A new claim by Forbes suggests that celebrity startups may not be what we think they are. 

The outlet starts out by taking aim at both Rihanna and Kim Kardashian’s recent announcements about their latest funding rounds in their celebrity startups, questioning whether Savage X Fenty and SKIMS (respectively) were really worth the money they’d raised in recent funding rounds (Savage X Fenty raised $125 million in a Series C funding round, while SKIMS raised an additional $240 million, thus bringing its new valuation to $3.2 billion).

The outlet also points out that celebrity investments (in other words, what they’ve invested from their personal checkbooks) in their own companies are often not disclosed — and neither are the real sales numbers.

“All these private companies are on a PR tear and it’s even easier when a big name is involved,” said Sucharita Kodali, a retail analyst at Forrester, to Forbes.

What’s more, she said, company valuations are often inflated by up to ten times their true value — and no one is the wiser, because term sheets aren’t required to be disclosed to the public per the SEC.

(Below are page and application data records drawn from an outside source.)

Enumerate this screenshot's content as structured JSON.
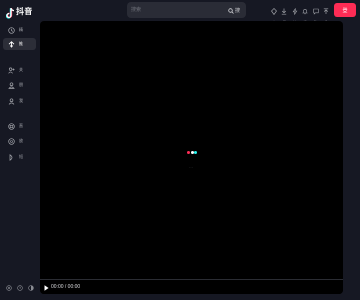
{
  "app": {
    "logo_text": "抖音"
  },
  "search": {
    "placeholder": "搜索",
    "button_label": "搜",
    "icon": "search-icon"
  },
  "top_actions": [
    {
      "icon": "diamond-icon",
      "label": "充"
    },
    {
      "icon": "download-icon",
      "label": "下"
    },
    {
      "icon": "bolt-icon",
      "label": "快"
    },
    {
      "icon": "bell-icon",
      "label": "通"
    },
    {
      "icon": "message-icon",
      "label": "私"
    },
    {
      "icon": "upload-icon",
      "label": "投"
    }
  ],
  "login": {
    "label": "登"
  },
  "sidebar": {
    "items": [
      {
        "icon": "recommend-icon",
        "label": "精",
        "active": false
      },
      {
        "icon": "flame-icon",
        "label": "推",
        "active": true
      },
      {
        "icon": "follow-icon",
        "label": "关",
        "active": false
      },
      {
        "icon": "friends-icon",
        "label": "朋",
        "active": false
      },
      {
        "icon": "user-icon",
        "label": "我",
        "active": false
      },
      {
        "icon": "live-icon",
        "label": "直",
        "active": false
      },
      {
        "icon": "video-icon",
        "label": "放",
        "active": false
      },
      {
        "icon": "play-icon",
        "label": "短",
        "active": false
      }
    ],
    "bottom": [
      "settings-icon",
      "help-icon",
      "theme-icon"
    ]
  },
  "player": {
    "loading_text": "…",
    "time_display": "00:00 / 00:00",
    "loader_colors": [
      "#fe2c55",
      "#ffffff",
      "#25f4ee"
    ]
  },
  "colors": {
    "background": "#161823",
    "accent": "#fe2c55",
    "secondary_accent": "#25f4ee"
  }
}
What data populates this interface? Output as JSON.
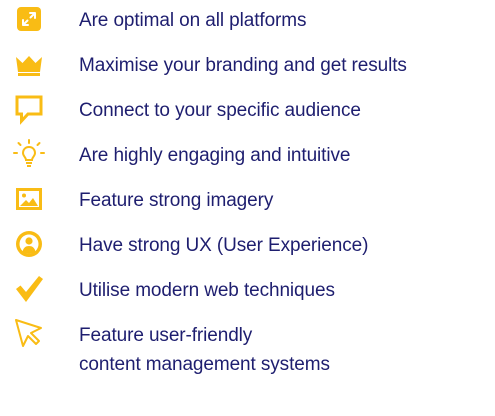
{
  "theme": {
    "text_color": "#1e1e6f",
    "icon_color": "#f9bc15"
  },
  "features": [
    {
      "icon": "resize-expand-icon",
      "label": "Are optimal on all platforms"
    },
    {
      "icon": "crown-icon",
      "label": "Maximise your branding and get results"
    },
    {
      "icon": "speech-bubble-icon",
      "label": "Connect to your specific audience"
    },
    {
      "icon": "lightbulb-icon",
      "label": "Are highly engaging and intuitive"
    },
    {
      "icon": "image-icon",
      "label": "Feature strong imagery"
    },
    {
      "icon": "user-circle-icon",
      "label": "Have strong UX (User Experience)"
    },
    {
      "icon": "checkmark-icon",
      "label": "Utilise modern web techniques"
    },
    {
      "icon": "cursor-pointer-icon",
      "label_line1": "Feature user-friendly",
      "label_line2": "content management systems"
    }
  ]
}
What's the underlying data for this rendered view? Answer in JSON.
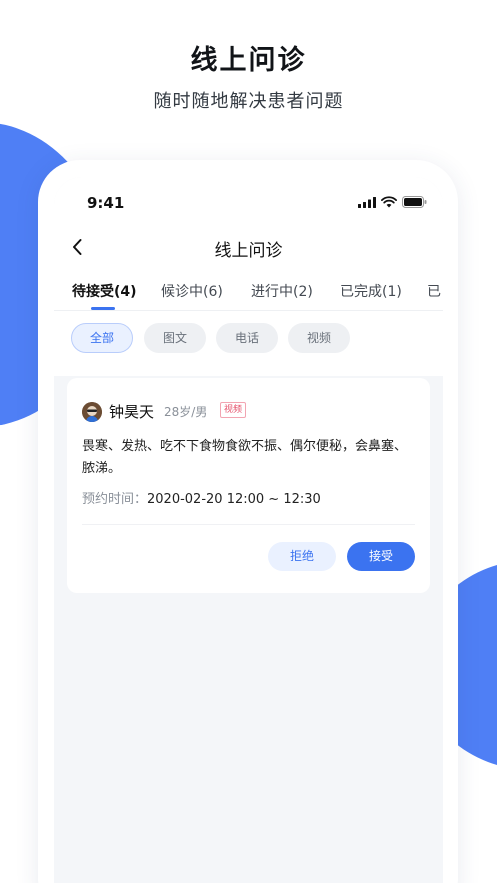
{
  "promo": {
    "title": "线上问诊",
    "subtitle": "随时随地解决患者问题"
  },
  "status_bar": {
    "time": "9:41",
    "icons": [
      "signal-icon",
      "wifi-icon",
      "battery-icon"
    ]
  },
  "nav": {
    "title": "线上问诊",
    "back_icon": "chevron-left-icon"
  },
  "tabs": [
    {
      "label": "待接受(4)",
      "active": true
    },
    {
      "label": "候诊中(6)",
      "active": false
    },
    {
      "label": "进行中(2)",
      "active": false
    },
    {
      "label": "已完成(1)",
      "active": false
    },
    {
      "label": "已",
      "active": false
    }
  ],
  "filters": [
    {
      "label": "全部",
      "active": true
    },
    {
      "label": "图文",
      "active": false
    },
    {
      "label": "电话",
      "active": false
    },
    {
      "label": "视频",
      "active": false
    }
  ],
  "consultation": {
    "patient_name": "钟昊天",
    "meta": "28岁/男",
    "type_badge": "视频",
    "symptoms": "畏寒、发热、吃不下食物食欲不振、偶尔便秘，会鼻塞、脓涕。",
    "appointment_label": "预约时间：",
    "appointment_time": "2020-02-20 12:00 ~ 12:30",
    "reject_label": "拒绝",
    "accept_label": "接受"
  },
  "colors": {
    "accent": "#3b73f0",
    "blob": "#4f7ff5",
    "badge": "#e4506a"
  }
}
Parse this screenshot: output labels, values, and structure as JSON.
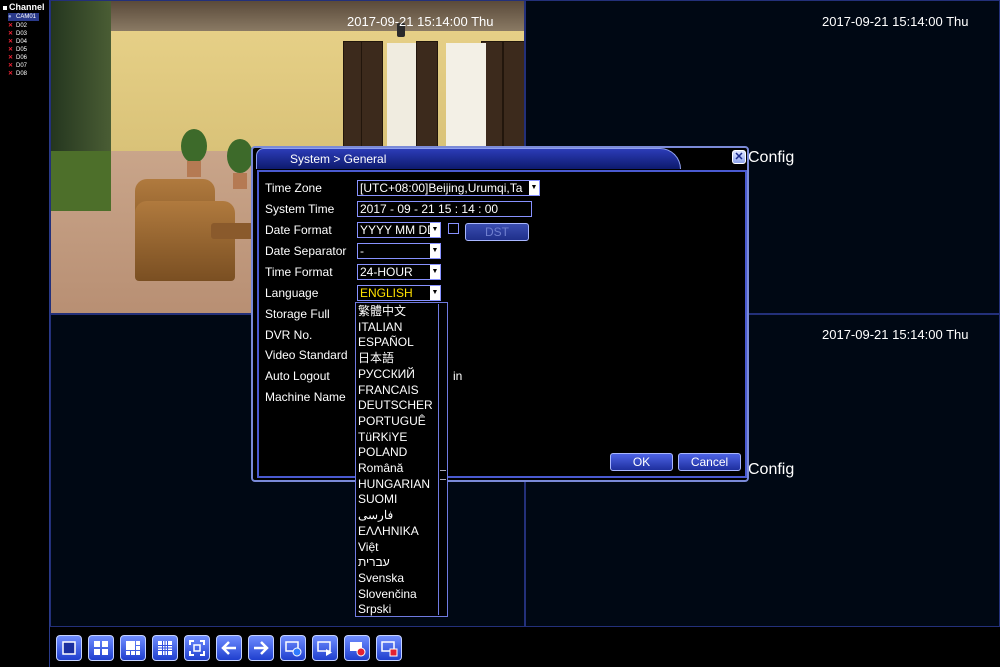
{
  "channel_panel": {
    "title": "Channel",
    "channels": [
      {
        "mark": "●",
        "label": "CAM01",
        "state": "active"
      },
      {
        "mark": "✕",
        "label": "D02",
        "state": "off"
      },
      {
        "mark": "✕",
        "label": "D03",
        "state": "off"
      },
      {
        "mark": "✕",
        "label": "D04",
        "state": "off"
      },
      {
        "mark": "✕",
        "label": "D05",
        "state": "off"
      },
      {
        "mark": "✕",
        "label": "D06",
        "state": "off"
      },
      {
        "mark": "✕",
        "label": "D07",
        "state": "off"
      },
      {
        "mark": "✕",
        "label": "D08",
        "state": "off"
      }
    ]
  },
  "panes": {
    "timestamp_1": "2017-09-21   15:14:00 Thu",
    "timestamp_2": "2017-09-21   15:14:00 Thu",
    "timestamp_4": "2017-09-21   15:14:00 Thu",
    "config_text_1": "Config",
    "config_text_2": "Config"
  },
  "dialog": {
    "title": "System > General",
    "close_label": "✕",
    "labels": {
      "time_zone": "Time Zone",
      "system_time": "System Time",
      "date_format": "Date Format",
      "date_separator": "Date Separator",
      "time_format": "Time Format",
      "language": "Language",
      "storage_full": "Storage Full",
      "dvr_no": "DVR No.",
      "video_standard": "Video Standard",
      "auto_logout": "Auto Logout",
      "machine_name": "Machine Name"
    },
    "values": {
      "time_zone": "[UTC+08:00]Beijing,Urumqi,Ta",
      "system_time": "2017 - 09 - 21    15 : 14 : 00",
      "date_format": "YYYY MM DD",
      "date_separator": "-",
      "time_format": "24-HOUR",
      "language": "ENGLISH",
      "auto_logout_suffix": "in"
    },
    "dst_label": "DST",
    "ok_label": "OK",
    "cancel_label": "Cancel"
  },
  "language_list": {
    "options": [
      "繁體中文",
      "ITALIAN",
      "ESPAÑOL",
      "日本語",
      "РУССКИЙ",
      "FRANCAIS",
      "DEUTSCHER",
      "PORTUGUÊ",
      "TüRKiYE",
      "POLAND",
      "Română",
      "HUNGARIAN",
      "SUOMI",
      "فارسی",
      "ΕΛΛΗΝΙΚΑ",
      "Việt",
      "עברית",
      "Svenska",
      "Slovenčina",
      "Srpski"
    ]
  },
  "toolbar": {
    "buttons": [
      "main-menu-icon",
      "quad-view-icon",
      "nine-view-icon",
      "sixteen-view-icon",
      "fullscreen-icon",
      "prev-arrow-icon",
      "next-arrow-icon",
      "record-icon",
      "playback-icon",
      "video-playback-icon",
      "stop-record-icon"
    ]
  },
  "colors": {
    "accent_blue": "#2238c8",
    "border_blue": "#8892ff",
    "language_value": "#ffe100",
    "offline_red": "#e22233"
  }
}
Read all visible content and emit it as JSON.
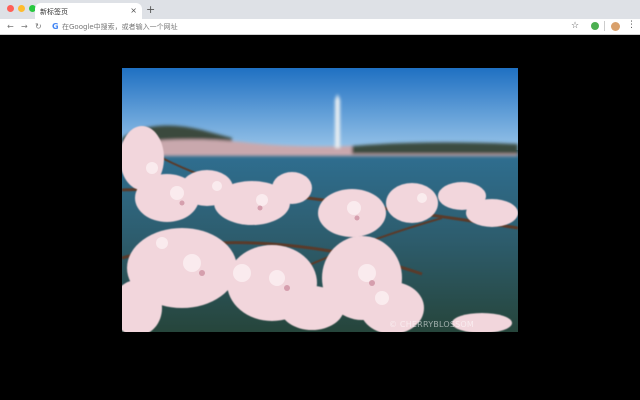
{
  "browser": {
    "tab_title": "新标签页",
    "tab_close": "×",
    "new_tab": "+",
    "nav": {
      "back": "←",
      "forward": "→",
      "reload": "↻"
    },
    "search_engine_badge": "G",
    "omnibox_placeholder": "在Google中搜索，或者输入一个网址",
    "bookmark_star": "☆",
    "menu": "⋮",
    "colors": {
      "close": "#ff5f57",
      "minimize": "#febc2e",
      "zoom": "#28c840",
      "extension": "#4caf50"
    }
  },
  "background_photo": {
    "subject": "cherry blossoms in front of the Washington Monument",
    "watermark": "© CHERRYBLOSSOM"
  }
}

“The SEC does not regulate what private companies say and there’s no governing body. The venture capital community plays a huge part in propagating these lies, and nobody questions them,” she said.

So, what’s the truth behind these celebrity startups?

Celebrity Investments vs. Startups

Let’s not confuse celebrity investments in other startup businesses with celebrity startups. This new report specifically discusses companies that celebrities claim as their own (in addition to SKIMS and Savage X Fenty, the report discusses Goop by Gwyneth Paltrow).

If a celebrity’s fame elevates their startup to heretofore unseen heights, is that really a bad thing? Certainly, Savage X Fenty has a higher valuation because Rihanna has attached her name to it (though Forbes is quick to point out that it’s nowhere near what Victoria’s Secret, as an example, is worth). And if Kim Kardashian’s name pushes SKIMS’ sales past Spanx, well then, good for her.

Legally speaking, the actual amount of money that a celebrity throws into his or her own company isn’t required to be fully disclosed unless (or until) a company goes public. Then, as a matter of regulatory compliance, the funding must be disclosed so new investors will know who spent what, and what they need to be paid back.